Prior to 2018, Mongolia had been considered ASF-free, although in earlier reports last year, Chinese veterinary authorities claimed the disease had penetrated the country by coming from Russia and passing through Kazakhstan and Mongolia.
Speaking about the possible effect of the ASF epidemic in Asia, Dankvert said he expected “really severe consequences”, especially for Thailand, Vietnam and the Philippines. He explained that these countries relied on pig farming to some extent and would find it difficult to constrain the spread of the virus.
Looking into a crystal ball
In addition, Dankvert said the spread of ASF in Europe was happening 100% in line with earlier forecasts made by Rosselkhoznadzor.
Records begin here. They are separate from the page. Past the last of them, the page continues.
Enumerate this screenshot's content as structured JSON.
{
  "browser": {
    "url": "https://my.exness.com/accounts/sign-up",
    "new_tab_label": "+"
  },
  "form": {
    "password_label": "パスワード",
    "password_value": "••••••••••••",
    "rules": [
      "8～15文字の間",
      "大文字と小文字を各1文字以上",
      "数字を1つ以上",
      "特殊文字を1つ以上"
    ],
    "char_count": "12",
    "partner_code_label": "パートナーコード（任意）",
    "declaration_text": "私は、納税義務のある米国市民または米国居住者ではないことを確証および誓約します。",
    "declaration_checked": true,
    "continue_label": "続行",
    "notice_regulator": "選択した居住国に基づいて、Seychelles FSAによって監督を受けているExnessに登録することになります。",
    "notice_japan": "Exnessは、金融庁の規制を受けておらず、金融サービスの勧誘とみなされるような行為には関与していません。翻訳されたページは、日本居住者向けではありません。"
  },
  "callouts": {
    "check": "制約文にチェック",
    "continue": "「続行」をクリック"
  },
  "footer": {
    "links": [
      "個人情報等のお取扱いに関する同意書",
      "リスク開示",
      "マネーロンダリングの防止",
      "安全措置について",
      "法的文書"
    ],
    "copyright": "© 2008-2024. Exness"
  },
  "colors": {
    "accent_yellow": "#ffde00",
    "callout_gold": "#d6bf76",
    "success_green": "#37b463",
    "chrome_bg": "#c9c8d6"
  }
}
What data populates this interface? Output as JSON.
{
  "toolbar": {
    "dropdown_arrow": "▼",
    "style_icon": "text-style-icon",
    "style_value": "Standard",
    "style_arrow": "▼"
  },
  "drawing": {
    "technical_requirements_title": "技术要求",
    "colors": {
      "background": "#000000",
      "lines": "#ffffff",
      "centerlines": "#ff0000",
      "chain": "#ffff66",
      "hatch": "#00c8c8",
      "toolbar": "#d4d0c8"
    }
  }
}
On the other hand, Rosselkhoznadzor had not expected ASF to appear in China so soon, and there had been no forecasts that the disease would be found in Mongolia.
“We believe those facts are evidence that the global spread of ASF is not under control,” Dankvert stressed.
This year, Rosselkhoznadzor said it expected new ASF outbreaks in France and Germany. In earlier forecasts, the Russian veterinary body has estimated that the disease has been moving west with an average speed of about 350km per year.
Infected pork on the table
ASF-infected pork products found both in Russia and China have given rise to additional alerts.
Rosselkhoznadzor recently discovered a batch of pig products containing ASF in Kamchatka Krai. Such cases in the country have happened regularly over the past few years, as various pig products and sausages containing the ASF genome have been detected on grocery shelves.
Sergey Yushin, chairman of the Russian National Meat Association, said he believed this problem could accelerate the spread of ASF across the world, including into North America. Yushin explained that tourists travelling from one country to another could take the virus with them simply “in a sandwich, containing the ASF genome”.
In addition, Taiwan’s Council of Agriculture said it had identified the first case of ASF-infected sausages in a courier package. This was the first time products containing ASF had been found in mail and this further increased the chances of importing the virus to other countries.